[Excerpts from an interface dataset]
:::

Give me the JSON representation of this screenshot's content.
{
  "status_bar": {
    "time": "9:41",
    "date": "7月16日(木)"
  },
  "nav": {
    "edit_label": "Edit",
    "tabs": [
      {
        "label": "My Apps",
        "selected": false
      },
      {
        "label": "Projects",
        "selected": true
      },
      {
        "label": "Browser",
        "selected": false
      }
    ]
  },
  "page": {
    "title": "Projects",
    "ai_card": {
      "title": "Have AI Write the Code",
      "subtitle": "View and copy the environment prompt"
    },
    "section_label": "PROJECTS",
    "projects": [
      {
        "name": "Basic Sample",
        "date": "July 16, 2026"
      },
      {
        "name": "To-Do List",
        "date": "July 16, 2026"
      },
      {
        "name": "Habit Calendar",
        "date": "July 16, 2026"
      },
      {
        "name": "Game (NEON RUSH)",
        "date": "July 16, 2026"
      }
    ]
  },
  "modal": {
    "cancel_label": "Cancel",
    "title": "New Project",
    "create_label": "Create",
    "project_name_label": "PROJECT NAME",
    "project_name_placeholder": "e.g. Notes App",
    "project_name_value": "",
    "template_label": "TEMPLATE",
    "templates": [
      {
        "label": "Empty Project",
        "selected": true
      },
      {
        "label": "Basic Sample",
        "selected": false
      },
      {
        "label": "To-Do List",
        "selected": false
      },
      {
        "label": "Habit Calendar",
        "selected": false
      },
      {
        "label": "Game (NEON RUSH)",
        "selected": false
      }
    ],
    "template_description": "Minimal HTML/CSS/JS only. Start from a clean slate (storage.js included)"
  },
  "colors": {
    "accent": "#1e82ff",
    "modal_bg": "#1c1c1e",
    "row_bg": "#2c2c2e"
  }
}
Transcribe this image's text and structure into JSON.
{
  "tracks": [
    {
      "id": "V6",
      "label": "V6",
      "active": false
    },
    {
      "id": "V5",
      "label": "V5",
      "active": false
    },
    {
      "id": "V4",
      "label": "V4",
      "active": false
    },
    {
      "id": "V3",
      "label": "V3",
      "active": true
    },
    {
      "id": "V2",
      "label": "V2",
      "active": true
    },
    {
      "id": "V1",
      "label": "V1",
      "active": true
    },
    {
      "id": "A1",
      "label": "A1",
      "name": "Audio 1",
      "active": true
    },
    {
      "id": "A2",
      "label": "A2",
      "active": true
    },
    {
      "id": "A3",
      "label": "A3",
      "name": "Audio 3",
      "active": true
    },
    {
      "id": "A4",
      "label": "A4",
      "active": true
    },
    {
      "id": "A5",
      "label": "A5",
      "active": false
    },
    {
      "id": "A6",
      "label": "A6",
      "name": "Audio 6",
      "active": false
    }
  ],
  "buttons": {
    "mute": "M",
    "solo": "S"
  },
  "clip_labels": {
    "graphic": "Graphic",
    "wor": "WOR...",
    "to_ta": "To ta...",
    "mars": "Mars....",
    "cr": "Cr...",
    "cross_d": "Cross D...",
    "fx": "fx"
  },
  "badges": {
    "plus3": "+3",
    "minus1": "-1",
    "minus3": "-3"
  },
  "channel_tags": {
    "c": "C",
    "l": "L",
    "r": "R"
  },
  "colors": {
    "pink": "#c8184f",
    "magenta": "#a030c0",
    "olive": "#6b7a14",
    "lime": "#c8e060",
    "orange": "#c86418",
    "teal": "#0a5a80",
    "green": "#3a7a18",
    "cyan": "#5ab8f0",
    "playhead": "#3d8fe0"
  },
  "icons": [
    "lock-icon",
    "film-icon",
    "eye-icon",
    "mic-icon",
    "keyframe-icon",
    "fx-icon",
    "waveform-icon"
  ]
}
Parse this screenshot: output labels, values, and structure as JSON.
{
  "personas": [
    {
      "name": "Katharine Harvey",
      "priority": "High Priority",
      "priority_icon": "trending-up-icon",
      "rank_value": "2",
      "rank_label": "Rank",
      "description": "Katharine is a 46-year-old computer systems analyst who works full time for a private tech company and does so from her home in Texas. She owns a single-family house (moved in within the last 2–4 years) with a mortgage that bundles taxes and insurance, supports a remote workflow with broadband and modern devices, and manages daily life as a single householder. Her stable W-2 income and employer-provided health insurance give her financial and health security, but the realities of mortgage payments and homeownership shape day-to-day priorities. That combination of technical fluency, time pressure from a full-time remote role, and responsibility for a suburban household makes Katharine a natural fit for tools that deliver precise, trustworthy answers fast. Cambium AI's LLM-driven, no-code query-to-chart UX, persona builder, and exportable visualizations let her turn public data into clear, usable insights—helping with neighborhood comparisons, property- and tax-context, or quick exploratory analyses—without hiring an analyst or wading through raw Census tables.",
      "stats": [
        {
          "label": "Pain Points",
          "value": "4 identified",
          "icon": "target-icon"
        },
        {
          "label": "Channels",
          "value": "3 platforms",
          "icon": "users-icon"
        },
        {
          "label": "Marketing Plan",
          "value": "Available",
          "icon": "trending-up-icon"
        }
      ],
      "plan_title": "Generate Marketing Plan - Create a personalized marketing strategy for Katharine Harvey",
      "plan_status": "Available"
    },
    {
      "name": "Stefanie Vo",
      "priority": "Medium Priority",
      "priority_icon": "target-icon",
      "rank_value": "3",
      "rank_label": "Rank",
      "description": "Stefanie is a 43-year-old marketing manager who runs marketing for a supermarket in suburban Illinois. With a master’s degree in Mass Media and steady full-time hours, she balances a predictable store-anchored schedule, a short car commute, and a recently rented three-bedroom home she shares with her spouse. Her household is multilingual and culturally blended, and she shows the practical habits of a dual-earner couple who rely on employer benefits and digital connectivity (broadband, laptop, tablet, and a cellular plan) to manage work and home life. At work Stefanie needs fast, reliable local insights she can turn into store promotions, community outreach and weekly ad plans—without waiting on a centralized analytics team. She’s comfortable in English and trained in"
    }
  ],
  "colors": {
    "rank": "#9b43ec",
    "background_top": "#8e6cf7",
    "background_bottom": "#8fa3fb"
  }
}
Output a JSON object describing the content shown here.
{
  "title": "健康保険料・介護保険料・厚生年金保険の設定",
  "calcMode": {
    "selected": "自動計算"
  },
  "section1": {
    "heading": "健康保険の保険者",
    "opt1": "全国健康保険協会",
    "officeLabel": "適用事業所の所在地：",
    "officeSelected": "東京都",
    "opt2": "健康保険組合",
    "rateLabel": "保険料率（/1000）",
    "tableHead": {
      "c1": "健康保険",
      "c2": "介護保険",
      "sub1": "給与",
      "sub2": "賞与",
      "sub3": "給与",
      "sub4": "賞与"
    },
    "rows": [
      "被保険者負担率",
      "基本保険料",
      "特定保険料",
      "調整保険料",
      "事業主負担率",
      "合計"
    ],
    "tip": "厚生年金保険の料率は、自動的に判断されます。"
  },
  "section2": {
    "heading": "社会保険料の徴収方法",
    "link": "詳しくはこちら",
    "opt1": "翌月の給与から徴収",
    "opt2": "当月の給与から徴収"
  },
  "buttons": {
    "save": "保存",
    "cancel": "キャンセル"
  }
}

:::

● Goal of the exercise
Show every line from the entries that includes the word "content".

● Result of the exercise
Give me the JSON representation of this screenshot's content.
Output a JSON object describing the content shown here.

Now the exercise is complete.